We’ve grown so accustomed to Chabad-Lubavitch’s ubiquity that it is no longer surprising to see Chabad houses popping up everywhere from the Democratic Republic of the Congo to the Mediterranean archipelago of Malta. But not long ago, Chabad outdid even itself. Chabad traveled to Antarctica.
The mission was inspired by a network engineer named Dick Heyman who, 2 years earlier, led the continent’s first Sabbath service. Chabad ambassador Meir Alfasi led the far-reaching mission armed with copies of the Tanya, the central text of Chabad pedagogy, and boxes stuffed with kosher bread and canned peas.

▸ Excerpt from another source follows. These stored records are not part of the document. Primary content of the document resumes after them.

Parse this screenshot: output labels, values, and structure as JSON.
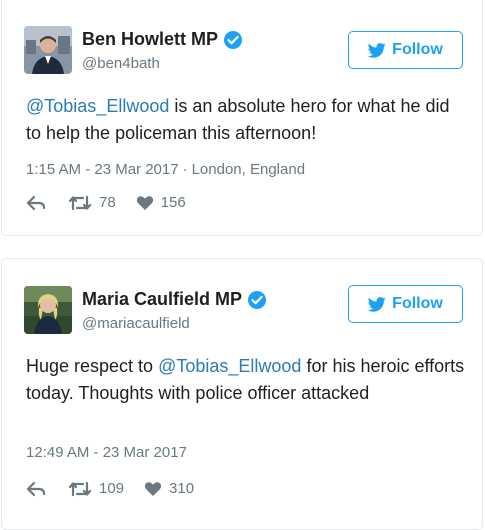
{
  "colors": {
    "accent": "#1da1f2",
    "mention": "#2b7bb9",
    "muted": "#697882",
    "text": "#1c2022",
    "border": "#e1e8ed"
  },
  "tweets": [
    {
      "name": "Ben Howlett MP",
      "handle": "@ben4bath",
      "verified_icon": "verified-badge-icon",
      "follow_label": "Follow",
      "mention": "@Tobias_Ellwood",
      "text_after": " is an absolute hero for what he did to help the policeman this afternoon!",
      "timestamp": "1:15 AM - 23 Mar 2017",
      "separator": "·",
      "location": "London, England",
      "retweets": "78",
      "likes": "156"
    },
    {
      "name": "Maria Caulfield MP",
      "handle": "@mariacaulfield",
      "verified_icon": "verified-badge-icon",
      "follow_label": "Follow",
      "text_before": "Huge respect to ",
      "mention": "@Tobias_Ellwood",
      "text_after": " for his heroic efforts today. Thoughts with police officer attacked",
      "timestamp": "12:49 AM - 23 Mar 2017",
      "retweets": "109",
      "likes": "310"
    }
  ]
}
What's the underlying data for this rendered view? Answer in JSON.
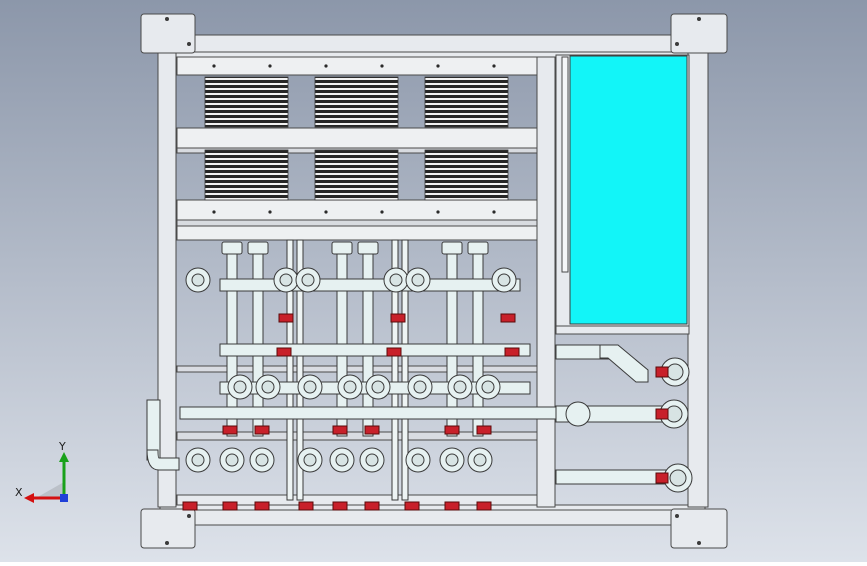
{
  "viewport": {
    "background_top": "#8c97aa",
    "background_bottom": "#dde2ea"
  },
  "colors": {
    "frame": "#e7eaee",
    "frame_edge": "#4a4a4a",
    "tank": "#12f5f8",
    "pipe": "#e6f1f1",
    "valve_red": "#c8202a",
    "axis_x": "#d41010",
    "axis_y": "#19a11b",
    "axis_z": "#1f3fd8"
  },
  "triad": {
    "x_label": "X",
    "y_label": "Y"
  }
}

But in a land with no sunset, how did the Jews at the bottom of the world even know what time to light the Sabbath candles? They followed the times observed by the closest Jewish community, in Christchurch, New Zealand. While in other places with strange sun patterns, some follow the Jerusalem solar calendar, in this case, the choice was between Christchurch or Jerusalem, and what can we say? The Jews went with Christchurch.